▼▼▼
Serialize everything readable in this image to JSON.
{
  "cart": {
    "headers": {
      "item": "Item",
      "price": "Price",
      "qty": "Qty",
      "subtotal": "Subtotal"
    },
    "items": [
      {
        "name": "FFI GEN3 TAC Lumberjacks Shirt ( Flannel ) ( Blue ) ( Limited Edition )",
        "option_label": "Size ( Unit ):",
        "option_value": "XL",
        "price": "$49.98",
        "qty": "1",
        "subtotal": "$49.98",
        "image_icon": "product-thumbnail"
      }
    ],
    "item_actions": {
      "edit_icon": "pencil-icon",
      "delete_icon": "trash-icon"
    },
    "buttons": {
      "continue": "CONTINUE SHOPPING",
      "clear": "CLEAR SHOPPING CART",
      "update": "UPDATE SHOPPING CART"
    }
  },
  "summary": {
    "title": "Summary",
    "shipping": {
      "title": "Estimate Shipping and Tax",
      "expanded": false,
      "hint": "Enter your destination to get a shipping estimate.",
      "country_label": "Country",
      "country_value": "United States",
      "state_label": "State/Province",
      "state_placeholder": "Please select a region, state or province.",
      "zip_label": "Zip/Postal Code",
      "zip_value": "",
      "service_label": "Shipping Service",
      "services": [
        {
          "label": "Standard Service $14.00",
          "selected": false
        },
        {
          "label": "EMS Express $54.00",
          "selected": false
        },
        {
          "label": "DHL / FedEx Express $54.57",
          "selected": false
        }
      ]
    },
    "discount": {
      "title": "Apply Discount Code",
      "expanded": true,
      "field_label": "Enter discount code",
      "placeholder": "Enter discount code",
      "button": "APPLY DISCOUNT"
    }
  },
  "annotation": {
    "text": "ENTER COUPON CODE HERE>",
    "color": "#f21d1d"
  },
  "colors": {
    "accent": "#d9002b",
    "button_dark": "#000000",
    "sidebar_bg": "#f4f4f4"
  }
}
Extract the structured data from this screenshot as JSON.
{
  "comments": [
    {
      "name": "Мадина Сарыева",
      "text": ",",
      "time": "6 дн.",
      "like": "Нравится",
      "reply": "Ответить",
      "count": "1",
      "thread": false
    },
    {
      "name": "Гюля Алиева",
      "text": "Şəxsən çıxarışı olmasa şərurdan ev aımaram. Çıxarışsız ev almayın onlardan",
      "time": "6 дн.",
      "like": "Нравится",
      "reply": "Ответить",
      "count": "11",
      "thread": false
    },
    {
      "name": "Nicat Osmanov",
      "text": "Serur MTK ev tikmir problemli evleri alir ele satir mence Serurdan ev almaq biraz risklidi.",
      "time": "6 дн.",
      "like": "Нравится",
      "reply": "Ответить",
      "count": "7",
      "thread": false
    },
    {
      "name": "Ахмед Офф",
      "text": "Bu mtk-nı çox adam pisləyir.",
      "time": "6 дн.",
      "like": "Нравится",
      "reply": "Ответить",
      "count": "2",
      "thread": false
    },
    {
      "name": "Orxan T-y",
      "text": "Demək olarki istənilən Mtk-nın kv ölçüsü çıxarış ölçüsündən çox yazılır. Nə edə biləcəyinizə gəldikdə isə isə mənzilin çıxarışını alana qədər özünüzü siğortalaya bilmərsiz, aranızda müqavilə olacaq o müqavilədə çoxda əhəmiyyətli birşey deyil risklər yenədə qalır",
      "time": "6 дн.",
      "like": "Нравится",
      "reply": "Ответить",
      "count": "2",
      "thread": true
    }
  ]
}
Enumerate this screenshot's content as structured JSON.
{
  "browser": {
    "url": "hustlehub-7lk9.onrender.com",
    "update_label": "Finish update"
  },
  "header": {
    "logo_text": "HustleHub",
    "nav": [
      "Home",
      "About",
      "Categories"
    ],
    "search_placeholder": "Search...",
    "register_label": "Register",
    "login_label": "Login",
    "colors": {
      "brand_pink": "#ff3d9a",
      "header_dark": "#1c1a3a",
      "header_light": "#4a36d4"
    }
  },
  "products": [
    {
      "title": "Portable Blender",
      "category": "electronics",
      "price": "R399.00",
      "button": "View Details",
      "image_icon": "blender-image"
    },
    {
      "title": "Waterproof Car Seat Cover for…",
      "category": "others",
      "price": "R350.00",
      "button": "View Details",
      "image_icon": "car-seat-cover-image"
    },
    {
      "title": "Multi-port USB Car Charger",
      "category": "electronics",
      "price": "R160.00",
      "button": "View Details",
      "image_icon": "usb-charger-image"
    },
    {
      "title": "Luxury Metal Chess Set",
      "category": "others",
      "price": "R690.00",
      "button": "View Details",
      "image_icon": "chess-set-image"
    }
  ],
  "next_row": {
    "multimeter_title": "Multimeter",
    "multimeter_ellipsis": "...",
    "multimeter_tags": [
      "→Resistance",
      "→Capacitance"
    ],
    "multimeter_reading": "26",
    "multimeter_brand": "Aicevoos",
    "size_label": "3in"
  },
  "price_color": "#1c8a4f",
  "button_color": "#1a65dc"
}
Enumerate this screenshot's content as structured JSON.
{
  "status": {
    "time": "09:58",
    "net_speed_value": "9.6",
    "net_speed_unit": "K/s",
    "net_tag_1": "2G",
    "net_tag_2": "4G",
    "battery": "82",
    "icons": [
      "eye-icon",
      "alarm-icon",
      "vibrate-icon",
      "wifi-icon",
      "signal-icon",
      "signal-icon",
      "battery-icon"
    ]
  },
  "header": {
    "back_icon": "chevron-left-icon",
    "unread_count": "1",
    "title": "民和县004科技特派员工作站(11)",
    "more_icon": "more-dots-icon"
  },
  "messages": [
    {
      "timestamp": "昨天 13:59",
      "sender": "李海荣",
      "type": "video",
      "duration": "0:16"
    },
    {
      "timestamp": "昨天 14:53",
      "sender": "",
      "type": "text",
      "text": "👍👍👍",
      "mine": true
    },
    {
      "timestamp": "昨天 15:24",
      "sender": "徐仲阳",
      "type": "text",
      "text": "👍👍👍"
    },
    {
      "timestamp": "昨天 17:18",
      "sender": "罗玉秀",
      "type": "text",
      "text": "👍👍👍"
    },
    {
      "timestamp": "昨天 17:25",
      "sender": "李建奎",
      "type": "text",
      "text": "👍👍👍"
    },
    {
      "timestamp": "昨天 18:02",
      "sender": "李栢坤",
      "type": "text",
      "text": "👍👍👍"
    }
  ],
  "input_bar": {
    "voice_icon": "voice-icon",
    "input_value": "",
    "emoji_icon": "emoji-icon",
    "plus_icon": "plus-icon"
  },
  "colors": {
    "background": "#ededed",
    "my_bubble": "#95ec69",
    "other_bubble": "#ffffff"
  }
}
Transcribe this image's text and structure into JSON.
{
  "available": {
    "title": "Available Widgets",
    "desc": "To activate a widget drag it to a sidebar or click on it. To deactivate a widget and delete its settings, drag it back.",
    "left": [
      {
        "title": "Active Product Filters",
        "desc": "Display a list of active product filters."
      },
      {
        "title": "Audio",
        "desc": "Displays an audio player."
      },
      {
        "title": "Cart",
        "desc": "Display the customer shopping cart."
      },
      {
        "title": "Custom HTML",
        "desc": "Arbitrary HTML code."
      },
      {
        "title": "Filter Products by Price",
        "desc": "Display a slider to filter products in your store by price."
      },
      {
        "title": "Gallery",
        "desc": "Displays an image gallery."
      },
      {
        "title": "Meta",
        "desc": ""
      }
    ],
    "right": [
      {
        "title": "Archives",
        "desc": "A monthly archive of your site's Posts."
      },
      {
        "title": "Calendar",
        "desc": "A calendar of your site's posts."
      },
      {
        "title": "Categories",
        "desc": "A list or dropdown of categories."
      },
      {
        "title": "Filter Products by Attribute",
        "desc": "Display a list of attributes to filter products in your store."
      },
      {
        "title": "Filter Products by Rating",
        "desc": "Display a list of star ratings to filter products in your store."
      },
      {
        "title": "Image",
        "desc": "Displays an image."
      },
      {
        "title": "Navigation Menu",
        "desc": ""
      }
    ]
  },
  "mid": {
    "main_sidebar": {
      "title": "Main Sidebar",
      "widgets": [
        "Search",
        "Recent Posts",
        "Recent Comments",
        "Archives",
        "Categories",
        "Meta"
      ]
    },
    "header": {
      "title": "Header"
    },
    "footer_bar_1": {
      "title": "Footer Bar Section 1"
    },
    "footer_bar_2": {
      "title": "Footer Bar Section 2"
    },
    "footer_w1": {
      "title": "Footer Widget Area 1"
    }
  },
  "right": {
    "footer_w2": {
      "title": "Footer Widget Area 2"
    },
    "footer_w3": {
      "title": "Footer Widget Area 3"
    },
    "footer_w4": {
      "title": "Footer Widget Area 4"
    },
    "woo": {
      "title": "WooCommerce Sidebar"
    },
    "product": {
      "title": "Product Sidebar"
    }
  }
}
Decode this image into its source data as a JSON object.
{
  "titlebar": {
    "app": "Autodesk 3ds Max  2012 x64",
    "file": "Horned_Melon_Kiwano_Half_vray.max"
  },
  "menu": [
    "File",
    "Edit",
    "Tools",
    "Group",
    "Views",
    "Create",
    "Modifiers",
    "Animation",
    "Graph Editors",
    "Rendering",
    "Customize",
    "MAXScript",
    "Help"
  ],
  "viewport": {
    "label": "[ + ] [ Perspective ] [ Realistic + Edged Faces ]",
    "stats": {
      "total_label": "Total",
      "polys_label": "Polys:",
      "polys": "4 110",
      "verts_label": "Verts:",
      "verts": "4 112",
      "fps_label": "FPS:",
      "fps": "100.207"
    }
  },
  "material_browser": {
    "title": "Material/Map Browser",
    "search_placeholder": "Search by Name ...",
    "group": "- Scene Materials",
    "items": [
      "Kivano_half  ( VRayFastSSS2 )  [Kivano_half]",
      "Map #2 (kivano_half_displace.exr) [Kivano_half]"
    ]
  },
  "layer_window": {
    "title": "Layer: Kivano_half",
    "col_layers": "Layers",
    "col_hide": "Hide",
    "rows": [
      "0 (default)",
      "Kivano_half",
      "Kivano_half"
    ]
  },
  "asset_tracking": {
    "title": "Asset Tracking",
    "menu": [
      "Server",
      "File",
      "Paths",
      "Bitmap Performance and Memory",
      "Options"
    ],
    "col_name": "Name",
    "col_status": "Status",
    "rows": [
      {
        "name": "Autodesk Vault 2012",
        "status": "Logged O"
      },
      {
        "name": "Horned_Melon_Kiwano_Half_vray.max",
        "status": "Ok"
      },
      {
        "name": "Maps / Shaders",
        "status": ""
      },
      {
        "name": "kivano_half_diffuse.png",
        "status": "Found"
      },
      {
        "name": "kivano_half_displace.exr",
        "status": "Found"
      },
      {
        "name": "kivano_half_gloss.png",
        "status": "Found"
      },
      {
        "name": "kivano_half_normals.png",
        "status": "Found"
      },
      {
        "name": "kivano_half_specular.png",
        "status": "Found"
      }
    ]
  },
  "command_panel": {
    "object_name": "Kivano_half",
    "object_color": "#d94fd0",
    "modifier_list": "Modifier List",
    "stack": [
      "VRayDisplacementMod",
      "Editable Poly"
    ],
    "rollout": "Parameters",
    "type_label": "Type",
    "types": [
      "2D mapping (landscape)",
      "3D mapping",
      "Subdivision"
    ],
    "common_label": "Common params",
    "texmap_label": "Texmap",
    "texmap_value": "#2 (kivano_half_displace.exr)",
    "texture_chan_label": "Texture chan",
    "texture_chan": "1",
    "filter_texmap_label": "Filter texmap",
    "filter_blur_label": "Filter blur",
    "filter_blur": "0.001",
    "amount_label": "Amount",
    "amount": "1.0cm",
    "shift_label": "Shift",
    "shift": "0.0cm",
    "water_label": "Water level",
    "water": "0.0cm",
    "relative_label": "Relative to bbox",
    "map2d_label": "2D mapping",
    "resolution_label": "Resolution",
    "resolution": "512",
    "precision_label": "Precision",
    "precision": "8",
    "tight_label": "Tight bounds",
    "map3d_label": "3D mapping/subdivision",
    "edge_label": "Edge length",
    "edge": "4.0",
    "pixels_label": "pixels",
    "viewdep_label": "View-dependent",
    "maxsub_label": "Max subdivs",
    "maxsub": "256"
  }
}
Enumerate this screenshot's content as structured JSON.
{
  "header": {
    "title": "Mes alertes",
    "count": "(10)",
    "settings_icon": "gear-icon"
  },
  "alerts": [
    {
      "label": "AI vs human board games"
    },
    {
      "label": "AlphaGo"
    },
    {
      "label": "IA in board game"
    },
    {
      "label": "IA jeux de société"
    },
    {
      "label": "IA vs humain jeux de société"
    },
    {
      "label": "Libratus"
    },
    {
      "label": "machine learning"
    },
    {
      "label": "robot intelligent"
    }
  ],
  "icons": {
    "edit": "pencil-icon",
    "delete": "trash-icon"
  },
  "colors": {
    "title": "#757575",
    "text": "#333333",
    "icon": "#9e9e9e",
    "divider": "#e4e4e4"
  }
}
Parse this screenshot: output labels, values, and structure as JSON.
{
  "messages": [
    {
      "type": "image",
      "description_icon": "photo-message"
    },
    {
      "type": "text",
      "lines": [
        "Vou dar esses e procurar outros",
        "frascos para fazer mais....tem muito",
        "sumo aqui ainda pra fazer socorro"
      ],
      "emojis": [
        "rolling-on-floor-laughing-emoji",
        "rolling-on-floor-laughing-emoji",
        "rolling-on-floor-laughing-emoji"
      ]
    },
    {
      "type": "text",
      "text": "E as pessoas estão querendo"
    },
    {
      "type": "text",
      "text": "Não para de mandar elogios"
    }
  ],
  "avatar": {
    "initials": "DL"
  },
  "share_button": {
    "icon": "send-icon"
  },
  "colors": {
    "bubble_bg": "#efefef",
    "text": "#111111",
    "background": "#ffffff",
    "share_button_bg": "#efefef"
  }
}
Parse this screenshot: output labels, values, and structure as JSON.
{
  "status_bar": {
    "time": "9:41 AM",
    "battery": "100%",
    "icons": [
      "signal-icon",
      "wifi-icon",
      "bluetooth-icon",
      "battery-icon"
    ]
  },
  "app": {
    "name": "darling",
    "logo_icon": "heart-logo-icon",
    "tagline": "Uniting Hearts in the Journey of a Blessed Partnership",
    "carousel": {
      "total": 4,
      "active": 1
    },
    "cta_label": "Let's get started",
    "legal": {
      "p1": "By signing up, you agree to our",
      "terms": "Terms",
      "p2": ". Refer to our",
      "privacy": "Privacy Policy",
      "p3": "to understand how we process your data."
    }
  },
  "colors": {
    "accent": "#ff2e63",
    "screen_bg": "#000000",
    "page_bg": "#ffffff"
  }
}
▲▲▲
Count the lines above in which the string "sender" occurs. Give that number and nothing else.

6